Then, during a concert in London on March 10, 2003, just days before the U.S. military would invade Iraq, Natalie felt she had to say something about what was happening in the world. To those English fans—whose own government joined America's Iraqi invasion—she said, "We do not want this war, this violence. And we're ashamed that the President of the United States is from Texas."
The controversy that followed—documented in the film Shut Up & Sing—came swiftly and harshly. Radio stations refused to play their once-popular songs, conservative political commentators offered outraged judgments, they were labeled un-American and traitors, their concerts and CDs were boycotted, and they received death threats.
"We talked about it nonstop, all the time, and were very into politics and things at the time.
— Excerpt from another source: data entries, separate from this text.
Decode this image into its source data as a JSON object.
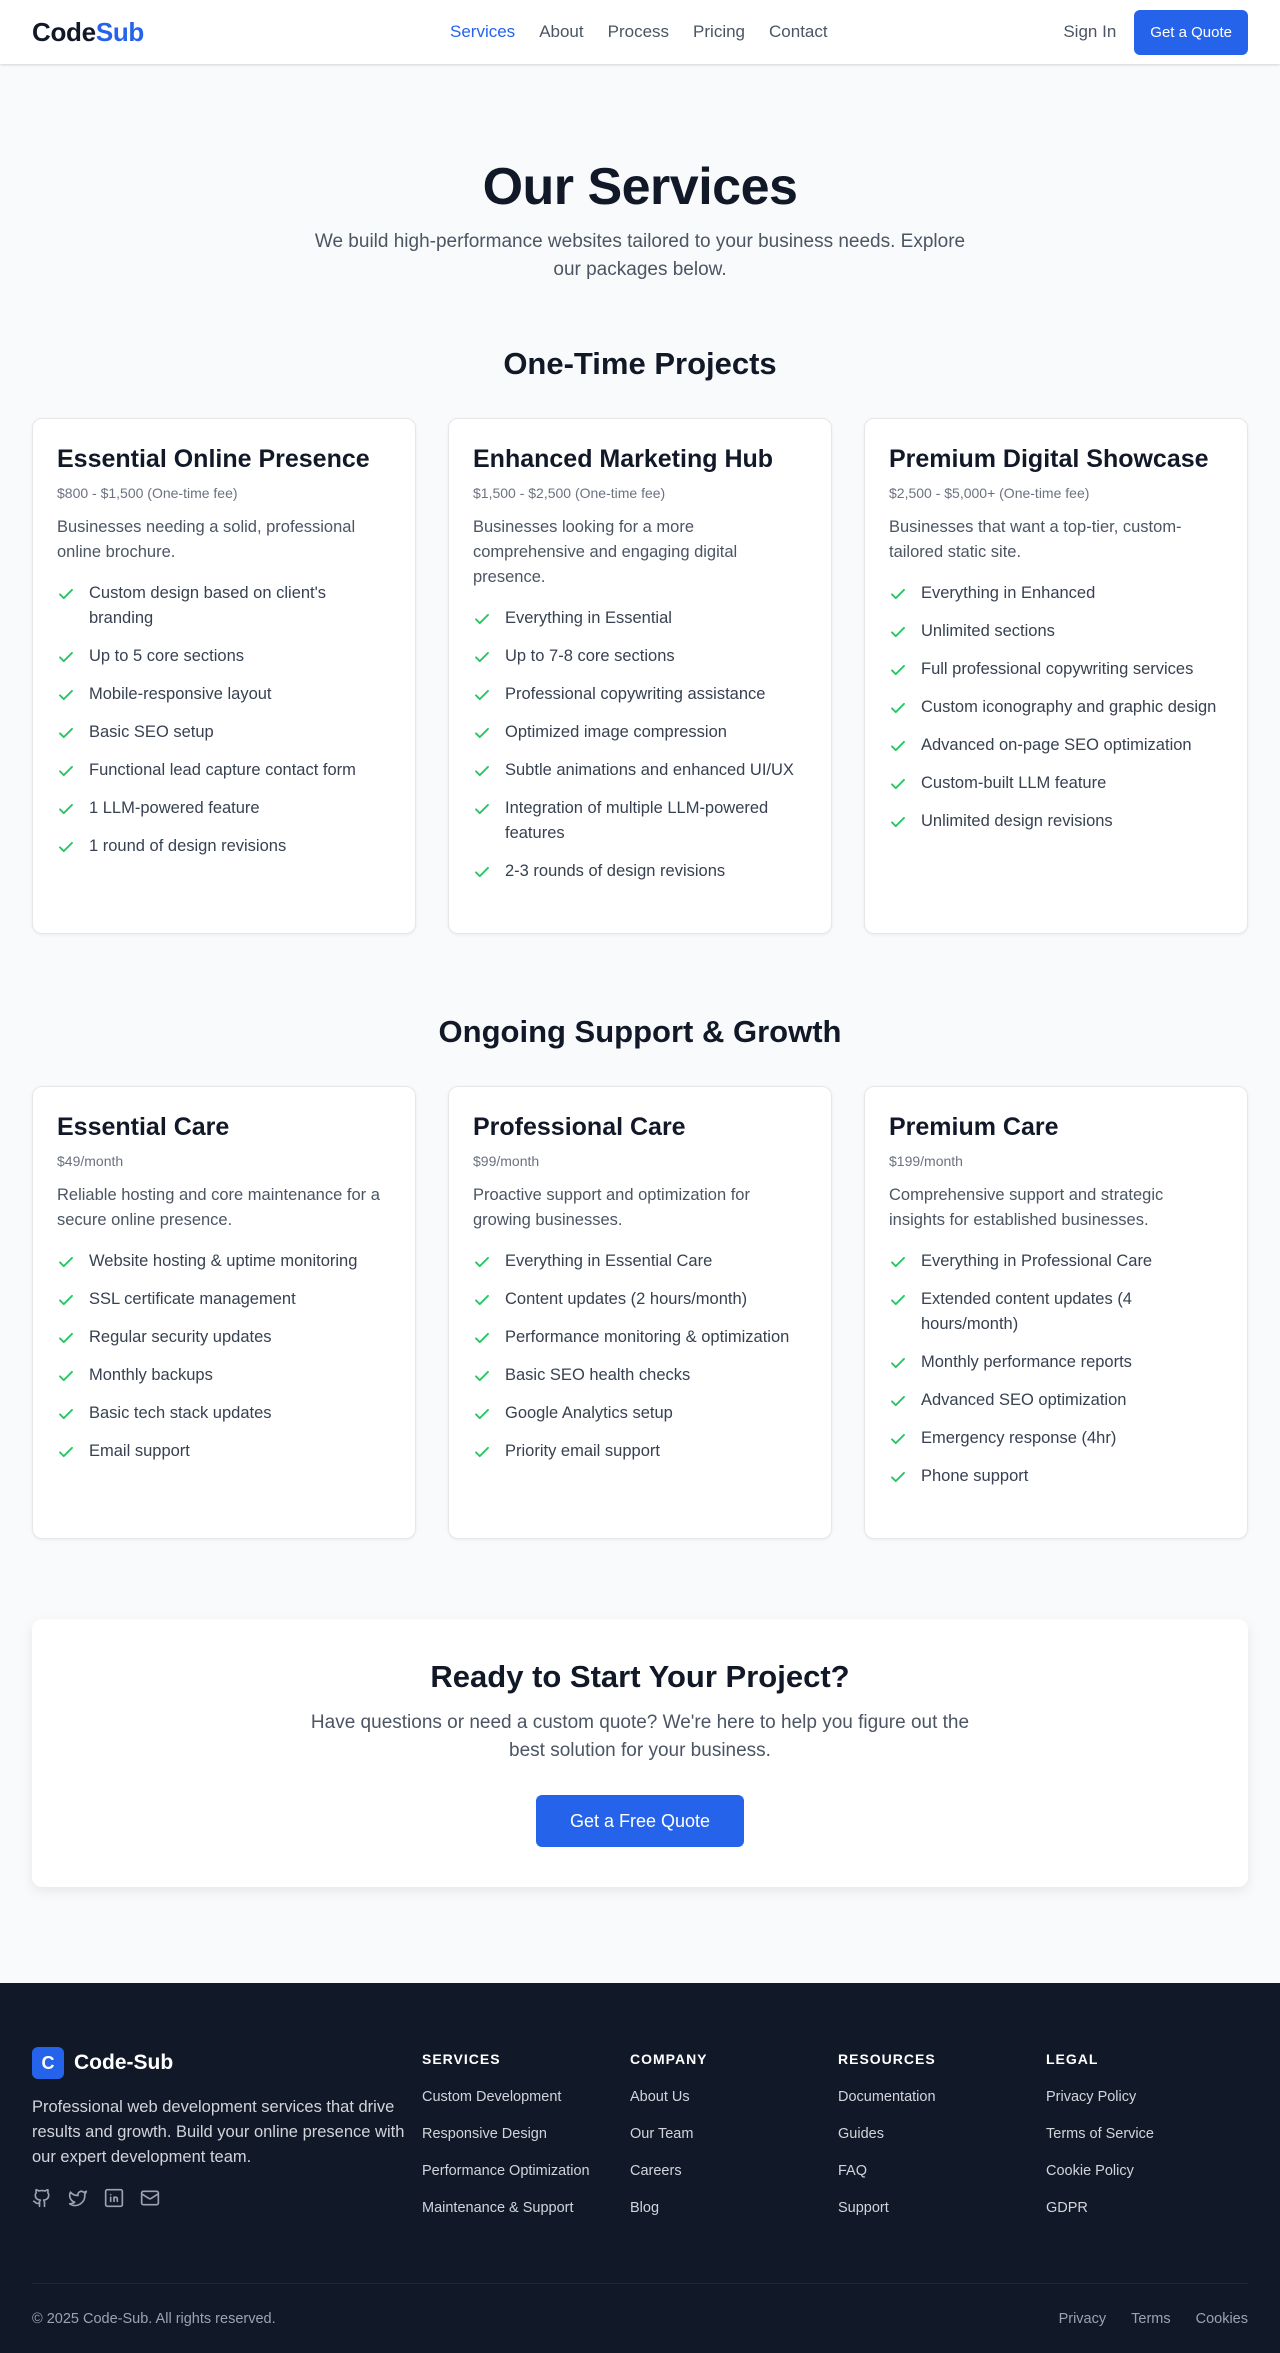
{
  "nav": {
    "logo_main": "Code",
    "logo_accent": "Sub",
    "links": [
      "Services",
      "About",
      "Process",
      "Pricing",
      "Contact"
    ],
    "active_link": "Services",
    "signin": "Sign In",
    "quote_button": "Get a Quote"
  },
  "hero": {
    "title": "Our Services",
    "subtitle": "We build high-performance websites tailored to your business needs. Explore our packages below."
  },
  "one_time": {
    "title": "One-Time Projects",
    "cards": [
      {
        "name": "Essential Online Presence",
        "price": "$800 - $1,500 (One-time fee)",
        "desc": "Businesses needing a solid, professional online brochure.",
        "features": [
          "Custom design based on client's branding",
          "Up to 5 core sections",
          "Mobile-responsive layout",
          "Basic SEO setup",
          "Functional lead capture contact form",
          "1 LLM-powered feature",
          "1 round of design revisions"
        ]
      },
      {
        "name": "Enhanced Marketing Hub",
        "price": "$1,500 - $2,500 (One-time fee)",
        "desc": "Businesses looking for a more comprehensive and engaging digital presence.",
        "features": [
          "Everything in Essential",
          "Up to 7-8 core sections",
          "Professional copywriting assistance",
          "Optimized image compression",
          "Subtle animations and enhanced UI/UX",
          "Integration of multiple LLM-powered features",
          "2-3 rounds of design revisions"
        ]
      },
      {
        "name": "Premium Digital Showcase",
        "price": "$2,500 - $5,000+ (One-time fee)",
        "desc": "Businesses that want a top-tier, custom-tailored static site.",
        "features": [
          "Everything in Enhanced",
          "Unlimited sections",
          "Full professional copywriting services",
          "Custom iconography and graphic design",
          "Advanced on-page SEO optimization",
          "Custom-built LLM feature",
          "Unlimited design revisions"
        ]
      }
    ]
  },
  "ongoing": {
    "title": "Ongoing Support & Growth",
    "cards": [
      {
        "name": "Essential Care",
        "price": "$49/month",
        "desc": "Reliable hosting and core maintenance for a secure online presence.",
        "features": [
          "Website hosting & uptime monitoring",
          "SSL certificate management",
          "Regular security updates",
          "Monthly backups",
          "Basic tech stack updates",
          "Email support"
        ]
      },
      {
        "name": "Professional Care",
        "price": "$99/month",
        "desc": "Proactive support and optimization for growing businesses.",
        "features": [
          "Everything in Essential Care",
          "Content updates (2 hours/month)",
          "Performance monitoring & optimization",
          "Basic SEO health checks",
          "Google Analytics setup",
          "Priority email support"
        ]
      },
      {
        "name": "Premium Care",
        "price": "$199/month",
        "desc": "Comprehensive support and strategic insights for established businesses.",
        "features": [
          "Everything in Professional Care",
          "Extended content updates (4 hours/month)",
          "Monthly performance reports",
          "Advanced SEO optimization",
          "Emergency response (4hr)",
          "Phone support"
        ]
      }
    ]
  },
  "cta": {
    "title": "Ready to Start Your Project?",
    "text": "Have questions or need a custom quote? We're here to help you figure out the best solution for your business.",
    "button": "Get a Free Quote"
  },
  "footer": {
    "badge": "C",
    "brand": "Code-Sub",
    "text": "Professional web development services that drive results and growth. Build your online presence with our expert development team.",
    "social_icons": [
      "github-icon",
      "twitter-icon",
      "linkedin-icon",
      "mail-icon"
    ],
    "columns": [
      {
        "title": "SERVICES",
        "links": [
          "Custom Development",
          "Responsive Design",
          "Performance Optimization",
          "Maintenance & Support"
        ]
      },
      {
        "title": "COMPANY",
        "links": [
          "About Us",
          "Our Team",
          "Careers",
          "Blog"
        ]
      },
      {
        "title": "RESOURCES",
        "links": [
          "Documentation",
          "Guides",
          "FAQ",
          "Support"
        ]
      },
      {
        "title": "LEGAL",
        "links": [
          "Privacy Policy",
          "Terms of Service",
          "Cookie Policy",
          "GDPR"
        ]
      }
    ],
    "copyright": "© 2025 Code-Sub. All rights reserved.",
    "bottom_links": [
      "Privacy",
      "Terms",
      "Cookies"
    ]
  },
  "colors": {
    "accent": "#2563eb",
    "check": "#22c55e",
    "footer_bg": "#111827",
    "page_bg": "#f9fafb"
  }
}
We just talked about how silly it felt and how trite it felt to have to put on a show when such serious things were going on in the world," she says. "But we've always known that our job is to perform and that people spend their money to see the music and to see a show. I think a part of me knew I had to say something about it just so people don't think that we're shallow and we don't care what's going on. But I also didn't want to get too heavy because we are performers and are on stage."
Immediately after Natalie said it, Emily knew she'd hear all about it. But thought it would be from a far smaller audience—her mom! "I didn't think it would go around the world," she says.
Martie says the group's manager, an Englishman, didn't initially see the big deal either. "I mean, in England I think they're used to criticizing politicians all the time, and he said, 'Three days tops. Three days tops it will blow over,'" she says. "So we believed it and then it just kept going."
"We know people have the right to not buy your CDs—that's never bothered us. A true referendum on whether you agree with us or not and want to buy our music, that's all fine. What was happening was people trying to destroy our career because we spoke out," Emily says. "I think that was the biggest disappointment, was that it was so organized and it was so vicious. It wasn't just someone saying, 'I don't like what she said. I don't think I'm going buy their next album.'"
In fact, it was much more than that. In Shut Up & Sing, the filmmakers highlight a death threat incident against Natalie in Dallas. Even though police considered the threat to be legitimate, the Dixie Chicks still performed that night.
Does she continue to feel that way? Would she make the same apology today? "At the time, a lot of things hadn't happened—a lot of people hadn't died and Hurricane Katrina hadn't happened. I did feel that the office of the President should be shown respect, but I have to say you just sometimes…you have to earn people's respect," Natalie says. "I was not about to say, 'Oh, sorry. Didn't mean it, I was drunk. Let's go to rehab.'"
Instead, Natalie says she does have a major regret about the incident. "I would have said something super-brilliant if I had known anybody was listening," she says. "But it probably would have gotten me in way more trouble."
Emily and Martie say they never wavered in support of Natalie. "I've disagreed with her over much lesser things," Martie says.
"There's a sisterhood here that I don't think everyone understands. It got so crazy, when something like that happens, you circle the wagons," Emily says. "It's self-preservation."
"And you know that they're there for the right reasons," Natalie adds.
The Dixie Chicks reveal that they have a secret pact in their group. "If any of us are ever unhappy, we are free to move on with our lives and be happy and at peace," Martie says. "We don't owe it to each other to keep this going."
"So it would just be two chicks or one chick," Oprah says. "Or you'll be chick-less."
"We have seven chicks amongst the three of us, so we'll be moms," Natalie says.